Required work: Take each line of the records below that contains the string "JSON" and copy it.

Element data from apps and pages
▼

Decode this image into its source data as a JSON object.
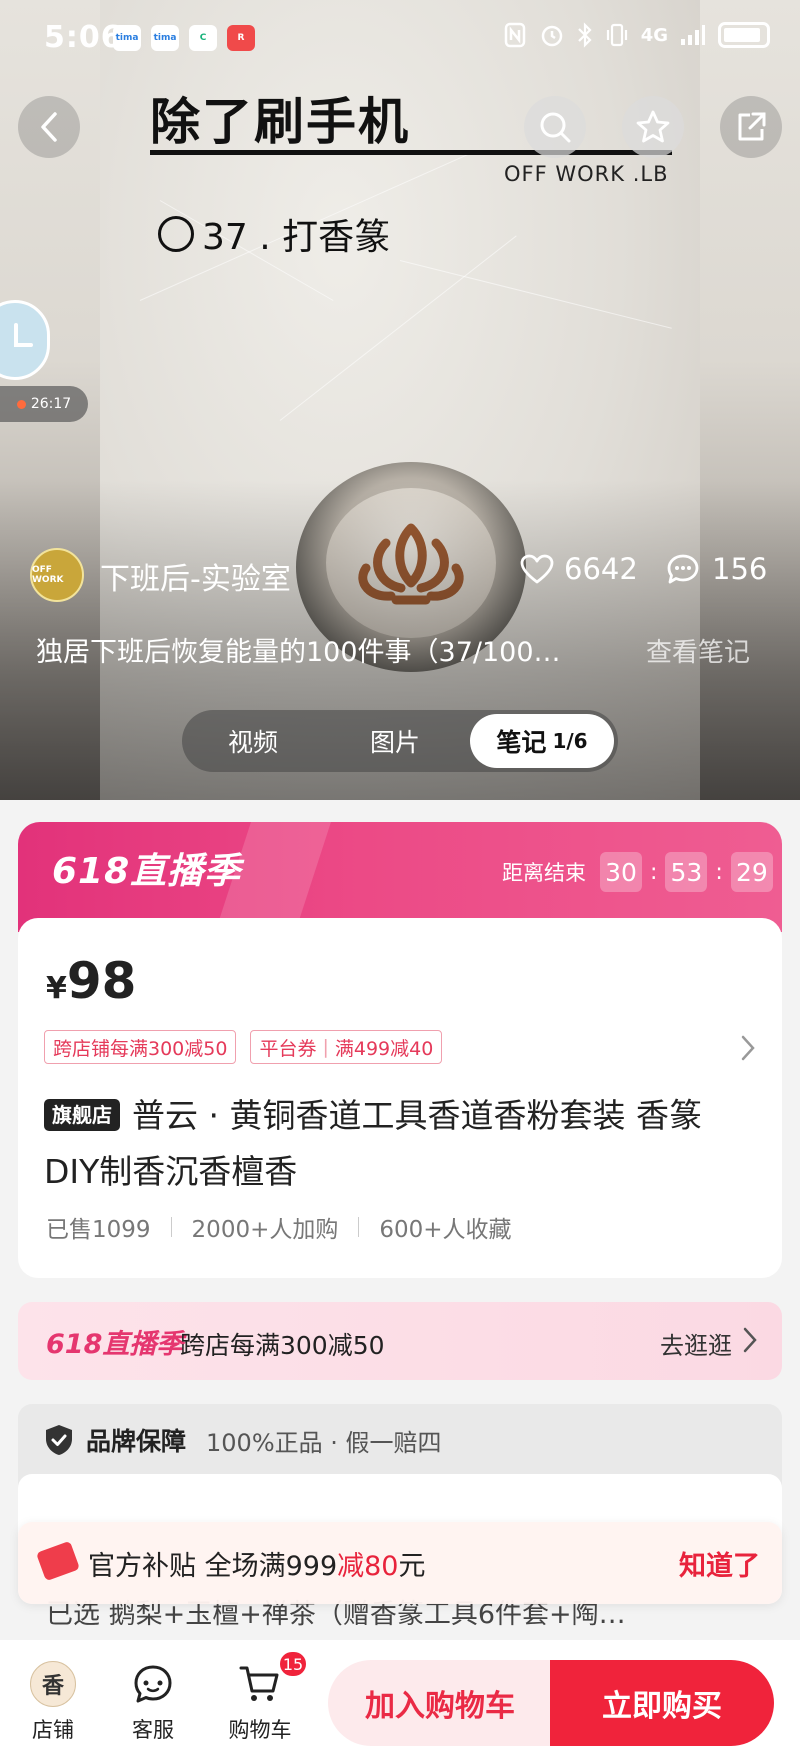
{
  "status_bar": {
    "time": "5:06",
    "apps": [
      "tima",
      "tima",
      "C",
      "R"
    ],
    "network": "4G"
  },
  "note_image": {
    "title": "除了刷手机",
    "subtitle": "OFF WORK .LB",
    "item": "37 . 打香篆"
  },
  "floating_widget": {
    "time": "26:17"
  },
  "author": {
    "avatar_text": "OFF WORK",
    "name": "下班后-实验室",
    "likes": "6642",
    "comments": "156"
  },
  "note": {
    "description": "独居下班后恢复能量的100件事（37/100…",
    "view_link": "查看笔记"
  },
  "media_tabs": {
    "video": "视频",
    "images": "图片",
    "notes": "笔记",
    "notes_page": "1/6"
  },
  "promo": {
    "logo": "618直播季",
    "countdown_label": "距离结束",
    "hours": "30",
    "minutes": "53",
    "seconds": "29"
  },
  "product": {
    "currency": "¥",
    "price": "98",
    "coupon_1": "跨店铺每满300减50",
    "coupon_2_a": "平台券",
    "coupon_2_b": "满499减40",
    "flagship": "旗舰店",
    "title": "普云 · 黄铜香道工具香道香粉套装 香篆DIY制香沉香檀香",
    "sold": "已售1099",
    "carted": "2000+人加购",
    "favorited": "600+人收藏"
  },
  "activity": {
    "logo": "618直播季",
    "text": "跨店每满300减50",
    "link": "去逛逛"
  },
  "guarantee": {
    "brand": "品牌保障",
    "detail": "100%正品 · 假一赔四",
    "selected": "已选 鹅梨+玉檀+禅茶（赠香篆工具6件套+陶…"
  },
  "toast": {
    "prefix": "官方补贴 全场满999",
    "highlight": "减80",
    "suffix": "元",
    "dismiss": "知道了"
  },
  "bottom_bar": {
    "shop_logo": "香",
    "shop": "店铺",
    "service": "客服",
    "cart": "购物车",
    "cart_count": "15",
    "add_to_cart": "加入购物车",
    "buy_now": "立即购买"
  },
  "colors": {
    "accent_red": "#f0233b",
    "promo_pink": "#e2327a"
  }
}
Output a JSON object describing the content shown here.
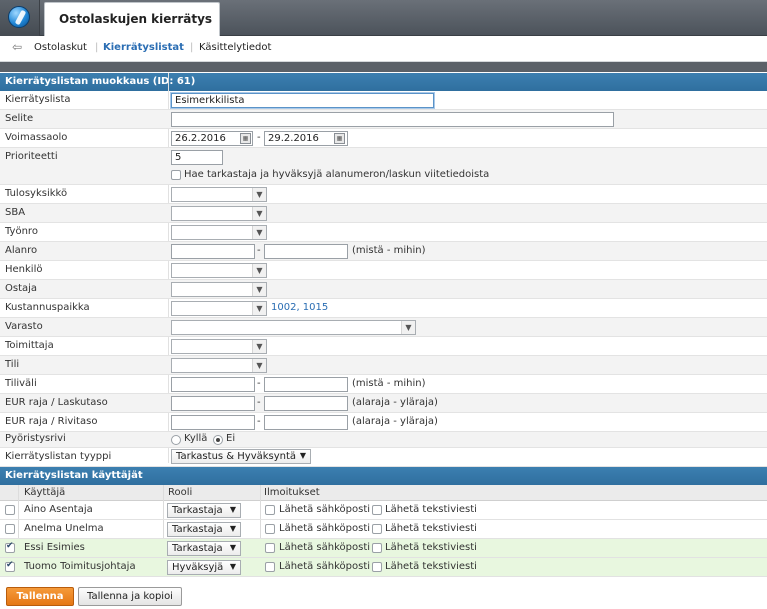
{
  "app": {
    "title": "Ostolaskujen kierrätys"
  },
  "nav": {
    "items": [
      "Ostolaskut",
      "Kierrätyslistat",
      "Käsittelytiedot"
    ],
    "active": "Kierrätyslistat"
  },
  "form": {
    "section_title": "Kierrätyslistan muokkaus (ID: 61)",
    "fields": {
      "kierratyslista": {
        "label": "Kierrätyslista",
        "value": "Esimerkkilista"
      },
      "selite": {
        "label": "Selite",
        "value": ""
      },
      "voimassaolo": {
        "label": "Voimassaolo",
        "from": "26.2.2016",
        "to": "29.2.2016"
      },
      "prioriteetti": {
        "label": "Prioriteetti",
        "value": "5"
      },
      "hae_checkbox": {
        "label": "Hae tarkastaja ja hyväksyjä alanumeron/laskun viitetiedoista",
        "checked": false
      },
      "tulosyksikko": {
        "label": "Tulosyksikkö"
      },
      "sba": {
        "label": "SBA"
      },
      "tyonro": {
        "label": "Työnro"
      },
      "alanro": {
        "label": "Alanro",
        "hint": "(mistä - mihin)"
      },
      "henkilo": {
        "label": "Henkilö"
      },
      "ostaja": {
        "label": "Ostaja"
      },
      "kustannuspaikka": {
        "label": "Kustannuspaikka",
        "link": "1002, 1015"
      },
      "varasto": {
        "label": "Varasto"
      },
      "toimittaja": {
        "label": "Toimittaja"
      },
      "tili": {
        "label": "Tili"
      },
      "tilivali": {
        "label": "Tiliväli",
        "hint": "(mistä - mihin)"
      },
      "eur_laskutaso": {
        "label": "EUR raja / Laskutaso",
        "hint": "(alaraja - yläraja)"
      },
      "eur_rivitaso": {
        "label": "EUR raja / Rivitaso",
        "hint": "(alaraja - yläraja)"
      },
      "pyoristysrivi": {
        "label": "Pyöristysrivi",
        "options": [
          "Kyllä",
          "Ei"
        ],
        "selected": "Ei"
      },
      "tyyppi": {
        "label": "Kierrätyslistan tyyppi",
        "value": "Tarkastus & Hyväksyntä"
      }
    },
    "dash": "-"
  },
  "users": {
    "section_title": "Kierrätyslistan käyttäjät",
    "columns": [
      "Käyttäjä",
      "Rooli",
      "Ilmoitukset"
    ],
    "email_label": "Lähetä sähköposti",
    "sms_label": "Lähetä tekstiviesti",
    "rows": [
      {
        "name": "Aino Asentaja",
        "role": "Tarkastaja",
        "checked": false
      },
      {
        "name": "Anelma Unelma",
        "role": "Tarkastaja",
        "checked": false
      },
      {
        "name": "Essi Esimies",
        "role": "Tarkastaja",
        "checked": true
      },
      {
        "name": "Tuomo Toimitusjohtaja",
        "role": "Hyväksyjä",
        "checked": true
      }
    ]
  },
  "buttons": {
    "save": "Tallenna",
    "save_copy": "Tallenna ja kopioi"
  },
  "colors": {
    "header_blue": "#2f6f9f",
    "accent_orange": "#e57714",
    "selected_row": "#e8f7df",
    "link": "#2a6db3"
  }
}
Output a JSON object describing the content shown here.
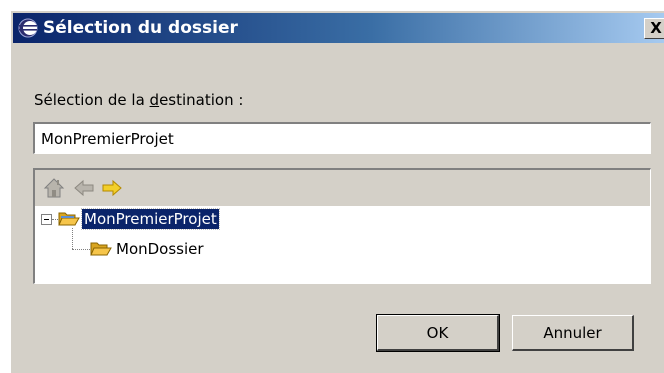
{
  "window": {
    "title": "Sélection du dossier",
    "close_glyph": "X"
  },
  "destination": {
    "label_before": "Sélection de la ",
    "label_mnemonic": "d",
    "label_after": "estination :",
    "value": "MonPremierProjet"
  },
  "toolbar": {
    "icons": [
      "home-icon",
      "back-arrow-icon",
      "forward-arrow-icon"
    ]
  },
  "tree": {
    "root": {
      "label": "MonPremierProjet",
      "expanded": true,
      "selected": true
    },
    "children": [
      {
        "label": "MonDossier"
      }
    ]
  },
  "buttons": {
    "ok_label": "OK",
    "cancel_label": "Annuler"
  },
  "colors": {
    "title_bar": "#0a246a",
    "selection": "#0a246a",
    "dialog_background": "#d4d0c8",
    "folder": "#f6c54a",
    "forward_arrow": "#f2cf2a"
  }
}
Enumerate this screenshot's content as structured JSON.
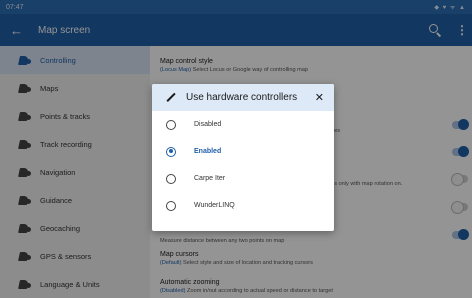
{
  "status_bar": {
    "time": "07:47",
    "icons": "◆ ♥ ᯤ ▲"
  },
  "app_bar": {
    "title": "Map screen",
    "back_glyph": "←",
    "more_glyph": "⋮"
  },
  "sidebar": {
    "items": [
      {
        "label": "Controlling",
        "active": true
      },
      {
        "label": "Maps"
      },
      {
        "label": "Points & tracks"
      },
      {
        "label": "Track recording"
      },
      {
        "label": "Navigation"
      },
      {
        "label": "Guidance"
      },
      {
        "label": "Geocaching"
      },
      {
        "label": "GPS & sensors"
      },
      {
        "label": "Language & Units"
      }
    ]
  },
  "settings": {
    "map_control_style": {
      "title": "Map control style",
      "value": "(Locus Map)",
      "desc": " Select Locus or Google way of controlling map"
    },
    "gestures_fragment": "gges",
    "rotation_fragment": "ons only with map rotation on.",
    "measure_desc": "Measure distance between any two points on map",
    "map_cursors": {
      "title": "Map cursors",
      "value": "(Default)",
      "desc": " Select style and size of location and tracking cursors"
    },
    "auto_zoom": {
      "title": "Automatic zooming",
      "value": "(Disabled)",
      "desc": " Zoom in/out according to actual speed or distance to target"
    }
  },
  "toggle_states": [
    true,
    true,
    false,
    false,
    true
  ],
  "dialog": {
    "title": "Use hardware controllers",
    "close_glyph": "✕",
    "options": [
      {
        "label": "Disabled",
        "selected": false
      },
      {
        "label": "Enabled",
        "selected": true
      },
      {
        "label": "Carpe Iter",
        "selected": false
      },
      {
        "label": "WunderLINQ",
        "selected": false
      }
    ]
  },
  "colors": {
    "primary": "#1f5fa8",
    "status_bar": "#2c6fb6",
    "dialog_header": "#dde9f6",
    "sidebar_active": "#d8e4f3"
  }
}
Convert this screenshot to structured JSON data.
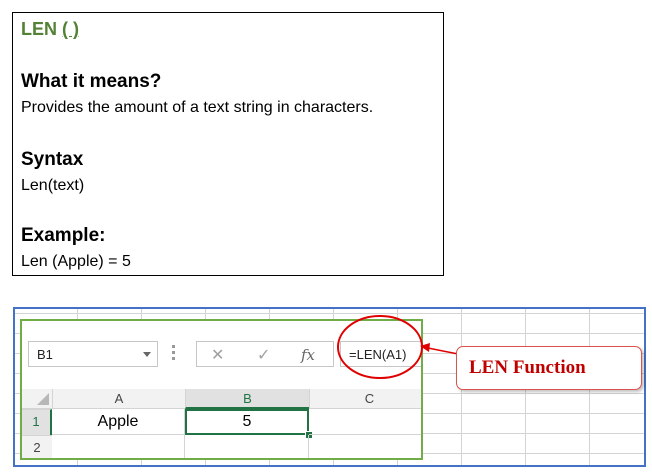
{
  "definition": {
    "function_name": "LEN",
    "parens": "( )",
    "meaning_heading": "What it means?",
    "meaning_text": "Provides the amount of a text string in characters.",
    "syntax_heading": "Syntax",
    "syntax_text": "Len(text)",
    "example_heading": "Example:",
    "example_text": "Len (Apple) = 5"
  },
  "excel": {
    "name_box": "B1",
    "formula": "=LEN(A1)",
    "cancel_glyph": "✕",
    "enter_glyph": "✓",
    "fx_glyph": "fx",
    "columns": [
      "A",
      "B",
      "C"
    ],
    "rows": [
      "1",
      "2"
    ],
    "cells": {
      "A1": "Apple",
      "B1": "5"
    },
    "selected_cell": "B1"
  },
  "annotation": {
    "callout_label": "LEN Function"
  },
  "colors": {
    "title_green": "#538135",
    "excel_green": "#217346",
    "frame_blue": "#4472c4",
    "annotation_red": "#c00000"
  }
}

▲

Solution for this task:
Decode this image into its source data as a JSON object.
Output a JSON object describing the content shown here.
Output a JSON object describing the content shown here.
Enumerate this screenshot's content as structured JSON.
Convert this screenshot to structured JSON data.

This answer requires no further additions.